__MATERIAL PROVIDED__.
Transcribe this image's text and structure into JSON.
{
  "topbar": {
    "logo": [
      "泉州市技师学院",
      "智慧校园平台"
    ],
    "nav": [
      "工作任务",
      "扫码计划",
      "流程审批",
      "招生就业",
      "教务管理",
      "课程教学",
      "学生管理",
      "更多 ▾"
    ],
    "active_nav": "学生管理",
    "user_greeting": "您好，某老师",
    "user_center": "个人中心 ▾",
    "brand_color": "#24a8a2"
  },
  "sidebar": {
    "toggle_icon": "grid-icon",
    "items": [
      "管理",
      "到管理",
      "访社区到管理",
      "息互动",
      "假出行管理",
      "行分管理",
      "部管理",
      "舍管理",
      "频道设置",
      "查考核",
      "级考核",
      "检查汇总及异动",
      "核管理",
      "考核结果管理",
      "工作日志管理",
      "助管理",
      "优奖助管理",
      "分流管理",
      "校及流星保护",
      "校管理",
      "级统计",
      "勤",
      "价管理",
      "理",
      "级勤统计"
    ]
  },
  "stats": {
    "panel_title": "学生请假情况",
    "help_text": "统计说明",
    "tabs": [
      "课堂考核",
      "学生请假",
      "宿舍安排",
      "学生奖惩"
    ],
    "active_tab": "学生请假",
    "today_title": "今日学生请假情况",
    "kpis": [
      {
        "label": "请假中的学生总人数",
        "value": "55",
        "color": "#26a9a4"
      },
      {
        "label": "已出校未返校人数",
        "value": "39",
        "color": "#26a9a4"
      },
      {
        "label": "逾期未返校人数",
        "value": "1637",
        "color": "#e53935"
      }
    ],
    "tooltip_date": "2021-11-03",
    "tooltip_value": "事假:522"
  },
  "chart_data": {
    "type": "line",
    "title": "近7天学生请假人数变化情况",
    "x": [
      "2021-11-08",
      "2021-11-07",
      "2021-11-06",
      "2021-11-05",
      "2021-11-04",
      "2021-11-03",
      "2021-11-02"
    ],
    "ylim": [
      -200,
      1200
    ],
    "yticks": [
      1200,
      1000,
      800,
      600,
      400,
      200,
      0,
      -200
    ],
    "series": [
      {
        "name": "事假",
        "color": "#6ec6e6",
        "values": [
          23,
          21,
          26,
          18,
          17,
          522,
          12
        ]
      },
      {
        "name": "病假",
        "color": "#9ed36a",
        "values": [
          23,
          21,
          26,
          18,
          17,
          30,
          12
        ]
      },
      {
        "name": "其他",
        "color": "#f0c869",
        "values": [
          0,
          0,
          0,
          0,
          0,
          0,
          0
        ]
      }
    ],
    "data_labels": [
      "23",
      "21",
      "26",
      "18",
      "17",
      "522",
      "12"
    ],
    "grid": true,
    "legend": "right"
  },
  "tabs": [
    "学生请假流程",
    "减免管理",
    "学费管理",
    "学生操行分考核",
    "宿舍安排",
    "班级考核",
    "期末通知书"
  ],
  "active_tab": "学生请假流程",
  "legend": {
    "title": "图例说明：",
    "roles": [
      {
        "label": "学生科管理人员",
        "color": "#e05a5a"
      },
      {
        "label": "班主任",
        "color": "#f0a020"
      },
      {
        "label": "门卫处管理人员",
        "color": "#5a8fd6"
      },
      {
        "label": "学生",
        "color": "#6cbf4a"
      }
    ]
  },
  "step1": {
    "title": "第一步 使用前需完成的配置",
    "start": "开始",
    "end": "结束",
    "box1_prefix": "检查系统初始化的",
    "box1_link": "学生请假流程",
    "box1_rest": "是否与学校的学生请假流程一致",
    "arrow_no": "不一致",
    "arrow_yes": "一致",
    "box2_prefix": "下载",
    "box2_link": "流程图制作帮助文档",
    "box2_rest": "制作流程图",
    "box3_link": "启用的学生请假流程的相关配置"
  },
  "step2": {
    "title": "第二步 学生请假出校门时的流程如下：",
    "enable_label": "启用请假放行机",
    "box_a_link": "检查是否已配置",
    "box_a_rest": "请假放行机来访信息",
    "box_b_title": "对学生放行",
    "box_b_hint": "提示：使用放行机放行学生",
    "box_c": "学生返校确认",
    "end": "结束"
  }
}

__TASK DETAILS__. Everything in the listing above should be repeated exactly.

__EXERCISE RESPONSE__.
Transcribe this image's text and structure into JSON.
{
  "topbar": {
    "logo": [
      "泉州市技师学院",
      "智慧校园平台"
    ],
    "nav": [
      "工作任务",
      "扫码计划",
      "流程审批",
      "招生就业",
      "教务管理",
      "课程教学",
      "学生管理",
      "更多 ▾"
    ],
    "active_nav": "学生管理",
    "user_greeting": "您好，某老师",
    "user_center": "个人中心 ▾",
    "brand_color": "#24a8a2"
  },
  "sidebar": {
    "toggle_icon": "grid-icon",
    "items": [
      "管理",
      "到管理",
      "访社区到管理",
      "息互动",
      "假出行管理",
      "行分管理",
      "部管理",
      "舍管理",
      "频道设置",
      "查考核",
      "级考核",
      "检查汇总及异动",
      "核管理",
      "考核结果管理",
      "工作日志管理",
      "助管理",
      "优奖助管理",
      "分流管理",
      "校及流星保护",
      "校管理",
      "级统计",
      "勤",
      "价管理",
      "理",
      "级勤统计"
    ]
  },
  "stats": {
    "panel_title": "学生请假情况",
    "help_text": "统计说明",
    "tabs": [
      "课堂考核",
      "学生请假",
      "宿舍安排",
      "学生奖惩"
    ],
    "active_tab": "学生请假",
    "today_title": "今日学生请假情况",
    "kpis": [
      {
        "label": "请假中的学生总人数",
        "value": "55",
        "color": "#26a9a4"
      },
      {
        "label": "已出校未返校人数",
        "value": "39",
        "color": "#26a9a4"
      },
      {
        "label": "逾期未返校人数",
        "value": "1637",
        "color": "#e53935"
      }
    ],
    "tooltip_date": "2021-11-03",
    "tooltip_value": "事假:522"
  },
  "chart_data": {
    "type": "line",
    "title": "近7天学生请假人数变化情况",
    "x": [
      "2021-11-08",
      "2021-11-07",
      "2021-11-06",
      "2021-11-05",
      "2021-11-04",
      "2021-11-03",
      "2021-11-02"
    ],
    "ylim": [
      -200,
      1200
    ],
    "yticks": [
      1200,
      1000,
      800,
      600,
      400,
      200,
      0,
      -200
    ],
    "series": [
      {
        "name": "事假",
        "color": "#6ec6e6",
        "values": [
          23,
          21,
          26,
          18,
          17,
          522,
          12
        ]
      },
      {
        "name": "病假",
        "color": "#9ed36a",
        "values": [
          23,
          21,
          26,
          18,
          17,
          30,
          12
        ]
      },
      {
        "name": "其他",
        "color": "#f0c869",
        "values": [
          0,
          0,
          0,
          0,
          0,
          0,
          0
        ]
      }
    ],
    "data_labels": [
      "23",
      "21",
      "26",
      "18",
      "17",
      "522",
      "12"
    ],
    "grid": true,
    "legend": "right"
  },
  "tabs": [
    "学生请假流程",
    "减免管理",
    "学费管理",
    "学生操行分考核",
    "宿舍安排",
    "班级考核",
    "期末通知书"
  ],
  "active_tab": "学生请假流程",
  "legend": {
    "title": "图例说明：",
    "roles": [
      {
        "label": "学生科管理人员",
        "color": "#e05a5a"
      },
      {
        "label": "班主任",
        "color": "#f0a020"
      },
      {
        "label": "门卫处管理人员",
        "color": "#5a8fd6"
      },
      {
        "label": "学生",
        "color": "#6cbf4a"
      }
    ]
  },
  "step1": {
    "title": "第一步 使用前需完成的配置",
    "start": "开始",
    "end": "结束",
    "box1_prefix": "检查系统初始化的",
    "box1_link": "学生请假流程",
    "box1_rest": "是否与学校的学生请假流程一致",
    "arrow_no": "不一致",
    "arrow_yes": "一致",
    "box2_prefix": "下载",
    "box2_link": "流程图制作帮助文档",
    "box2_rest": "制作流程图",
    "box3_link": "启用的学生请假流程的相关配置"
  },
  "step2": {
    "title": "第二步 学生请假出校门时的流程如下：",
    "enable_label": "启用请假放行机",
    "box_a_link": "检查是否已配置",
    "box_a_rest": "请假放行机来访信息",
    "box_b_title": "对学生放行",
    "box_b_hint": "提示：使用放行机放行学生",
    "box_c": "学生返校确认",
    "end": "结束"
  }
}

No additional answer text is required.